Those lines of the following listing which contain the string "country" should be returned.

→ Data listing

━━━━━━━━━━━━━━━━━━━━━━━━━━━━━━

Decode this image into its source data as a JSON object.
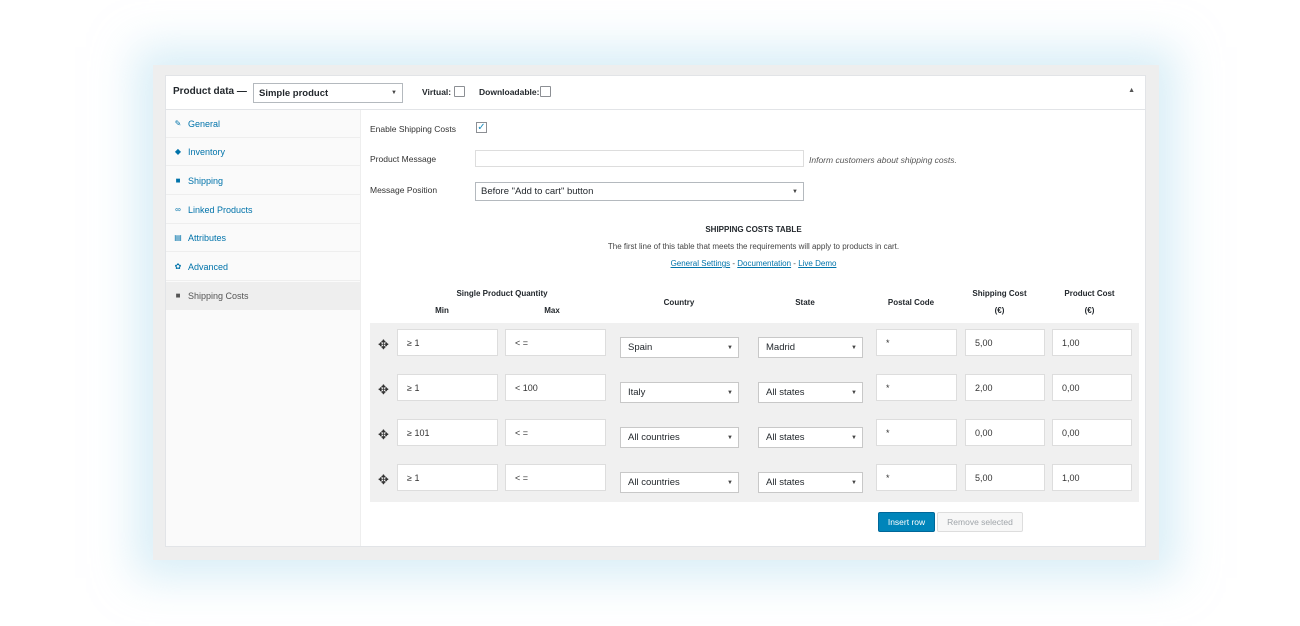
{
  "header": {
    "title": "Product data —",
    "product_type": "Simple product",
    "virtual_label": "Virtual:",
    "downloadable_label": "Downloadable:",
    "collapse_icon": "triangle-up-icon"
  },
  "sidebar": {
    "items": [
      {
        "label": "General",
        "icon": "wrench-icon"
      },
      {
        "label": "Inventory",
        "icon": "tag-icon"
      },
      {
        "label": "Shipping",
        "icon": "truck-icon"
      },
      {
        "label": "Linked Products",
        "icon": "link-icon"
      },
      {
        "label": "Attributes",
        "icon": "list-icon"
      },
      {
        "label": "Advanced",
        "icon": "gear-icon"
      },
      {
        "label": "Shipping Costs",
        "icon": "truck-icon"
      }
    ],
    "active_index": 6
  },
  "form": {
    "enable_label": "Enable Shipping Costs",
    "enable_checked": true,
    "message_label": "Product Message",
    "message_value": "",
    "message_desc": "Inform customers about shipping costs.",
    "position_label": "Message Position",
    "position_value": "Before \"Add to cart\" button"
  },
  "table": {
    "title": "SHIPPING COSTS TABLE",
    "subtitle": "The first line of this table that meets the requirements will apply to products in cart.",
    "links": {
      "settings": "General Settings",
      "sep1": " - ",
      "docs": "Documentation",
      "sep2": " - ",
      "demo": "Live Demo"
    },
    "headers": {
      "quantity": "Single Product Quantity",
      "min": "Min",
      "max": "Max",
      "country": "Country",
      "state": "State",
      "postal": "Postal Code",
      "shipping_cost": "Shipping Cost",
      "shipping_cost_unit": "(€)",
      "product_cost": "Product Cost",
      "product_cost_unit": "(€)"
    },
    "rows": [
      {
        "min": "≥  1",
        "max": "<  =",
        "country": "Spain",
        "state": "Madrid",
        "postal": "*",
        "shipping": "5,00",
        "product": "1,00"
      },
      {
        "min": "≥  1",
        "max": "<  100",
        "country": "Italy",
        "state": "All states",
        "postal": "*",
        "shipping": "2,00",
        "product": "0,00"
      },
      {
        "min": "≥  101",
        "max": "<  =",
        "country": "All countries",
        "state": "All states",
        "postal": "*",
        "shipping": "0,00",
        "product": "0,00"
      },
      {
        "min": "≥  1",
        "max": "<  =",
        "country": "All countries",
        "state": "All states",
        "postal": "*",
        "shipping": "5,00",
        "product": "1,00"
      }
    ]
  },
  "buttons": {
    "insert": "Insert row",
    "remove": "Remove selected"
  },
  "colors": {
    "accent": "#0073aa",
    "primary_button": "#0085ba"
  }
}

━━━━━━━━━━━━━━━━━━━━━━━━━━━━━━

→ Response area
      "country": "Country",
        "country": "Spain",
        "country": "Italy",
        "country": "All countries",
        "country": "All countries",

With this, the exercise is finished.